Buggy ChallengeThe Game: It’s a duel for dune buggy supremacy, and it won’t be easy. Drivers must contend not only with other drivers, but with dangerous terrain (sand hills that can launch a buggy into mid-air with little or no control over where it might land), killer obstacles including rocks and fence posts, and the amazing ease of losing all sense of direction. (Taito, 1984)

Memories: A fairly obscure first-person racer from Taito, Buggy Challenge is visually impressive, but in an era when it seemed like arcade game manufacturers were desperately trying to add complexity to control schemes – after all, a complex control scheme will probably get players “killed” more often, forcing more coin drop – Buggy Challenge most outstanding feature may be its blissful simplicity. There’s a gas pedal and a steering wheel.

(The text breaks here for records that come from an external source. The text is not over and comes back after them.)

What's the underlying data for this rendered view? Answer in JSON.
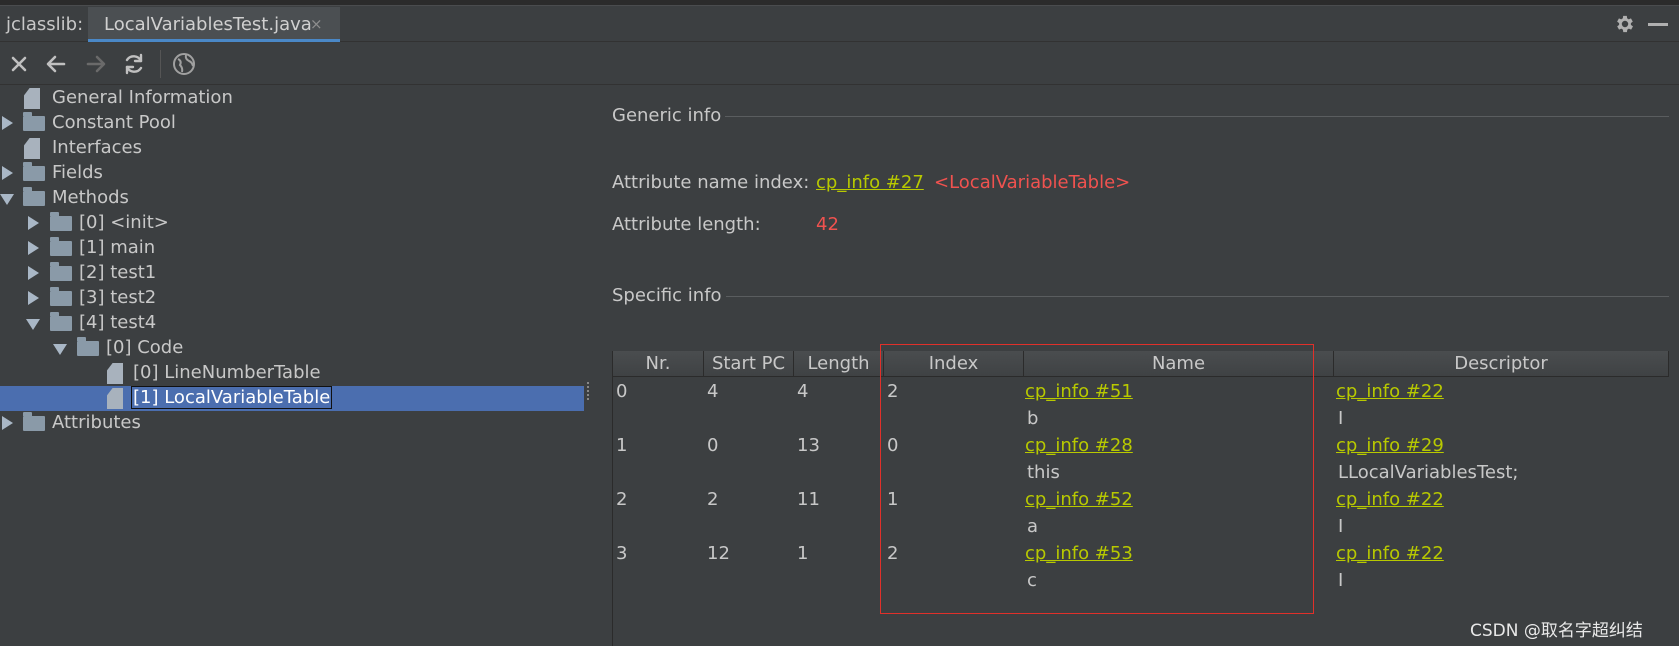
{
  "tool_name": "jclasslib:",
  "tab": {
    "label": "LocalVariablesTest.java",
    "close": "×"
  },
  "tree": {
    "items": [
      {
        "label": "General Information"
      },
      {
        "label": "Constant Pool"
      },
      {
        "label": "Interfaces"
      },
      {
        "label": "Fields"
      },
      {
        "label": "Methods"
      },
      {
        "label": "[0] <init>"
      },
      {
        "label": "[1] main"
      },
      {
        "label": "[2] test1"
      },
      {
        "label": "[3] test2"
      },
      {
        "label": "[4] test4"
      },
      {
        "label": "[0] Code"
      },
      {
        "label": "[0] LineNumberTable"
      },
      {
        "label": "[1] LocalVariableTable"
      },
      {
        "label": "Attributes"
      }
    ]
  },
  "generic": {
    "title": "Generic info",
    "name_index_label": "Attribute name index:",
    "name_index_link": "cp_info #27",
    "name_index_value": "<LocalVariableTable>",
    "length_label": "Attribute length:",
    "length_value": "42"
  },
  "specific": {
    "title": "Specific info",
    "columns": [
      "Nr.",
      "Start PC",
      "Length",
      "Index",
      "Name",
      "Descriptor"
    ],
    "rows": [
      {
        "nr": "0",
        "start_pc": "4",
        "length": "4",
        "index": "2",
        "name_link": "cp_info #51",
        "name": "b",
        "desc_link": "cp_info #22",
        "desc": "I"
      },
      {
        "nr": "1",
        "start_pc": "0",
        "length": "13",
        "index": "0",
        "name_link": "cp_info #28",
        "name": "this",
        "desc_link": "cp_info #29",
        "desc": "LLocalVariablesTest;"
      },
      {
        "nr": "2",
        "start_pc": "2",
        "length": "11",
        "index": "1",
        "name_link": "cp_info #52",
        "name": "a",
        "desc_link": "cp_info #22",
        "desc": "I"
      },
      {
        "nr": "3",
        "start_pc": "12",
        "length": "1",
        "index": "2",
        "name_link": "cp_info #53",
        "name": "c",
        "desc_link": "cp_info #22",
        "desc": "I"
      }
    ]
  },
  "watermark": "CSDN @取名字超纠结",
  "colors": {
    "link": "#b8c900",
    "highlight": "#f0524f",
    "selection": "#4b6eaf"
  }
}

Try not to hit stuff that will cause the dune buggy to blow up. It really is that simple.

Buggy ChallengeSimple doesn’t mean easy, however – essential to arriving at the finish line on schedule and intact is the ability to follow the “northern star” always indicating the correct path through the game’s hazardous track. It’s easier to lose track of this all-important indicator than one might expect, especially with the more immediate hazards zooming past at ground level. The unpredictability of jumping a sand hill adds to the disorientation factor, especially when a larger hill results in an airborne barrel roll; even jumping a small hill increases the odds of forward momentum bringing the player’s car to a lethal landing on top of something that isn’t a sand hill.

Buggy ChallengeBuggy Challenge seemed to go unnoticed in the arcades, where a steady stream of flashy first-person racing games had been arriving since 4 quarters!Turbo and Pole Position duked it out to cross the finish line, but its simplicity hides an addictive racing game that might’ve gotten more love (and more quarters) had it gotten into the race a bit earlier.

About Earl Green

I'm the webmaster and creator of theLogBook.com and its video game museum "sub-site", Phosphor Dot Fossils.
Bookmark the permalink.

Comments are closed

  • IP Disclaimer

    All game names, terminology, logos, screen shots, box art, and all related characters and placenames are the property of the games' respective intellectual property holders. The articles herein are not intended to infringe upon their copyright in any way. The author(s) make no attempt - in using the names described herein - to supercede the copyrights of the copyright holders, nor are these articles officially sanctioned, licensed, or endorsed by the games' creators or publishers.